May 2013 | Emma Wilson and Emma Blackmore; International Institute for Environment and Development
This book explores the use and impact of company-community grievance mechanisms in the oil and gas, forestry, and mining sectors through a series of practical case studies.
January 2013 | Partners: Norwegian OECD National Contact Point
Shift provided support to the Norwegian National Contact Point as it underwent a formal peer review process in 2013 in line with the OECD Guidelines for Multinational Enterprises.
November 2012 | Mariëtte van Huijstee, Victor Ricco, Laura Ceresna-Chaturvedi; Centre for Research on Multinational Corporations (SOMO), Center for Human Rights and Environment (CEDHA), Cividep India
This guide is authored by leading civil society organizations in Argentina, India and the Netherlands.
August 2012 | Shift

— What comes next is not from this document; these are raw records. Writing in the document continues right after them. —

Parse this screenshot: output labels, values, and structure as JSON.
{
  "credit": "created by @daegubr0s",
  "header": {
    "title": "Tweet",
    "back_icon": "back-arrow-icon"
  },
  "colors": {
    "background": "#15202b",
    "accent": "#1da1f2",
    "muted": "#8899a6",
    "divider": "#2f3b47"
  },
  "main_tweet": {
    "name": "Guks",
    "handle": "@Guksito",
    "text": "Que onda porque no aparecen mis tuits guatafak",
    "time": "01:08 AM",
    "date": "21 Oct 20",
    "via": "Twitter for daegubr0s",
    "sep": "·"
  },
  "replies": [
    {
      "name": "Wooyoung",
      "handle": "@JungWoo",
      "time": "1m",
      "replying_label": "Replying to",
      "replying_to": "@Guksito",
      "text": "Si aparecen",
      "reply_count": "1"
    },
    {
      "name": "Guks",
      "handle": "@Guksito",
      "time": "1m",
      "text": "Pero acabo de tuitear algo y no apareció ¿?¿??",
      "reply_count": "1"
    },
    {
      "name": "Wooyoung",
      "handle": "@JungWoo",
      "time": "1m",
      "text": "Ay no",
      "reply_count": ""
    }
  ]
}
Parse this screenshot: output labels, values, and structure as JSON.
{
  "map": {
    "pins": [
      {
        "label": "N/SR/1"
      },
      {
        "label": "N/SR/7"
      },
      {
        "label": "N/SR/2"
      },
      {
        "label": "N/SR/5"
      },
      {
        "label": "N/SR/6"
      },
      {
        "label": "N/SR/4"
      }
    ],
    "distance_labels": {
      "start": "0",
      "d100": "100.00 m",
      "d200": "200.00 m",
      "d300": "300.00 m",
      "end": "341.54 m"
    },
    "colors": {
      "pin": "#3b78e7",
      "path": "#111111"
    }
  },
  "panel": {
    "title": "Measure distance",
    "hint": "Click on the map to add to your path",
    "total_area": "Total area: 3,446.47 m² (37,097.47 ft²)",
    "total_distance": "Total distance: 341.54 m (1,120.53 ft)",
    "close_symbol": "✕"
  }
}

This resource examines how companies can implement the Guiding Principles throughout their supply chains, including identifying and prioritizing risks, using their leverage, understanding the role of auditing and supporting grievance mechanisms.
June 2012 | Corporate Responsibility Initiative, Harvard Kennedy School
This documentary series looks at how companies and communities have resolved disputes over corporate activities on three specific projects: an oil and gas facility in Nigeria, a mine in Peru and a hydropower project in the Philippines.
November 2011 | United Nations Office of the High Commissioner for Human Rights
This resource is the official guidance issued by the United Nations Office of the High Commissioner for Human Rights for implementers of the UN Guiding Principles on Business and Human Rights.
June 2011 | John G. Ruggie; United Nations Office of the High Commissioner for Human Rights
This resource is the global authoritative standard on the business responsibility to respect human rights, unanimously endorsed by the UN Human Rights Council in 2011.
May 2011 | Caroline Rees; Corporate Responsibility Initiative, Harvard Kennedy School
This comprehensive study of what constitutes effective operational-level grievance mechanisms was produced as part of the Ruggie mandate and was published by the UN Human Rights Council in 2011. Its findings are reflected in the Guiding Principles.